Well, punches have a way of changing the best laid plans. Maybe it was Maidana’s plan all along. It was simple too. Knock the other guy down, and keep doing it until he can’t get up. That’s what happened late in the 1st round. All of a sudden Maidana exploded with an attack, throwing punches from angles Broner had never seen before. Broner’s facial expression seemed to say, “We’ve got a problem!”
Things got worse in the second round. Maidana managed to get Broner concerned about body punches, including a jab to the body. Then Maidana changed tactics and came up from the floor with a left hook. It found it’s way to Broner’s chin, and down went the mouth. He bounced backwards into the ropes and then onto the canvas. Now Broner’s face clearly said, “We’ve definitely got a problem!”
As the fight progressed, Maidana kept busy, clearly throwing and landing more than twice that of Broner. Every time Broner seemed to settle in and start walking Maidana down, Maidana would explode with another weird, but effective combination. Often times one or more of the punches would shake Broner, and he would start backing up again and lay off any offense.
The fight was not without problems for referee Laurence Cole.
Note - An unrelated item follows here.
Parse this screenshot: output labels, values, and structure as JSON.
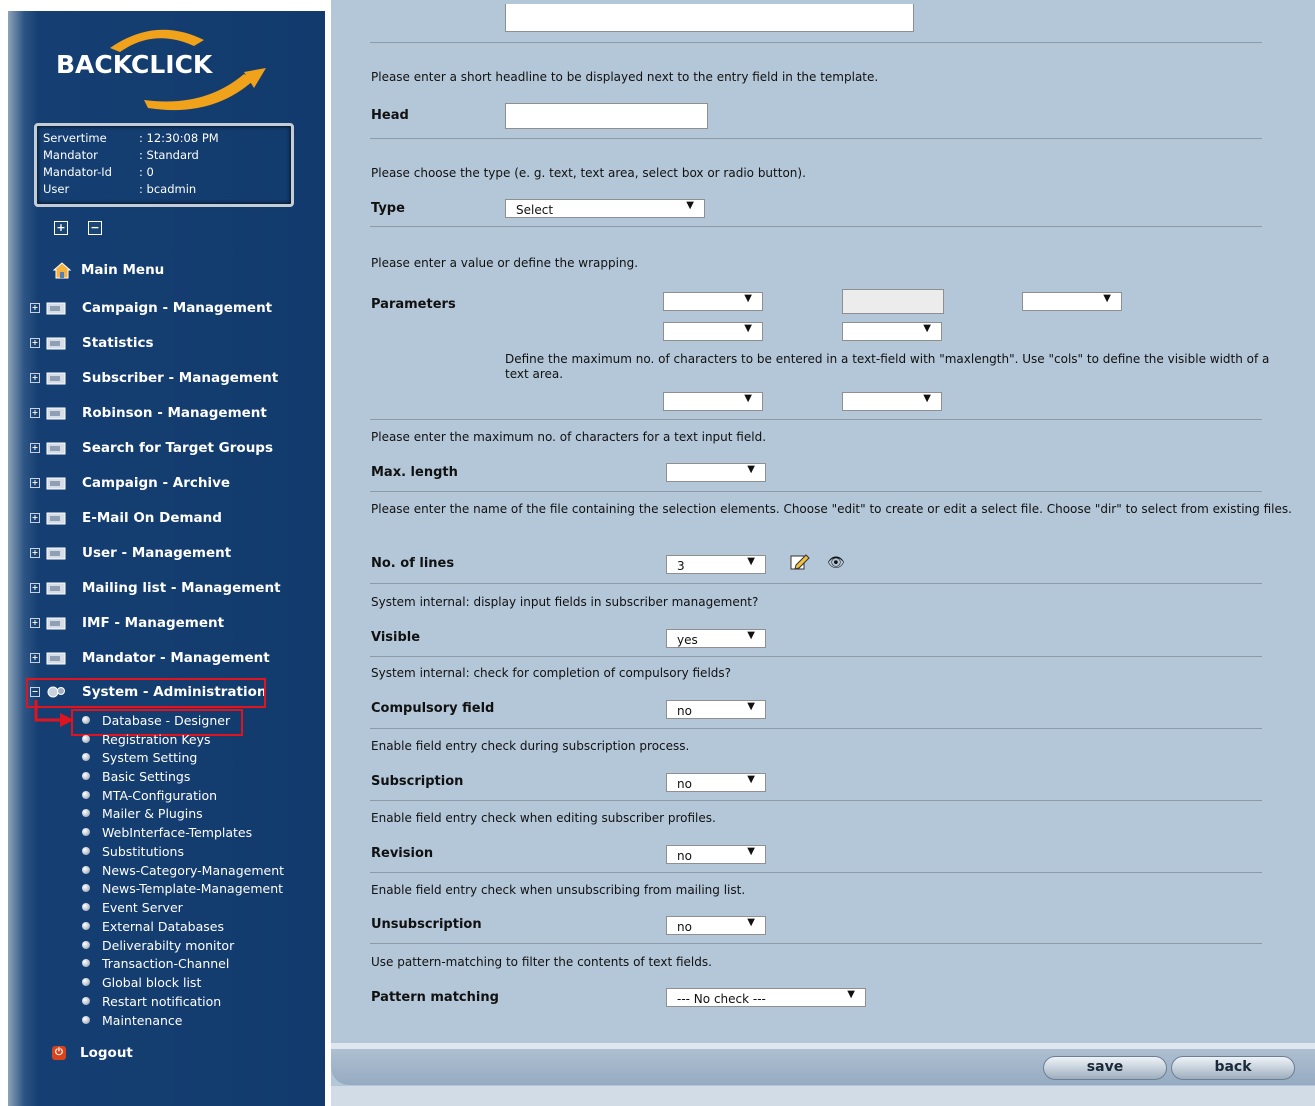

Early in the fight, he warned both fighters for usually elbows and forearms. Later he warned Broner for pushing off. He did that at least three more times, without levying a penalty? In the 8th round, Maidana caught Broner again with another left. Broner went down and seemed clearly to be in trouble. Maidana closed quickly, hoping to end the fight. Broner grabbed and held on tight. Maidana tried to break free, and when he couldn’t do so, he brought his head up from Broner’s chest to a spot under Broner’s chin. It was an obvious attempt by Maidana’s to break Broner’s death grip.
Referee Cole saw it as intentional. Broner saw his chance for an Academy Award, and grimaced, sinking to the canvas. Cole sent Maidana to a neutral corner, and then proceeded to see if Broner was alright. He then gestured to the judges that they should deduct a penalty point from Maidana for a penalty point. More damaging for Maidana was the rest Cole gave Broner, who seemed to be milking it for all it was worth. As Paulie Malignaggi later said, the so called head butt didn’t seem anywhere near as damaging as the punch that preceded it. Hence, Broner escaped to the bell.
Broner was clearly losing the fight. He knew it. His corner knew it, as did everyone else. He had to do something dramatic to breath life into any hope he might have of winning the fight. In the 11th round, he got a tired Maidana to move back. He once again tried to walk him down, and got his jab going, and then showed the promised speed his fans hoped for. He started bouncing hard sharp shots off of Maidana’s now more stationary head. Maidana seemed somewhat vulnerable, and Broner fans wondered if their guy might pull the fight out.
However, once again Maidana dug deep and started back on the offensive. He got his own jab going, and then strung a few more of those strange looking combinations together, and had enough left to do the same in the 12th and final round. As a result, Maidana won a UD and the WBA World welterweight title. Merry Christmas.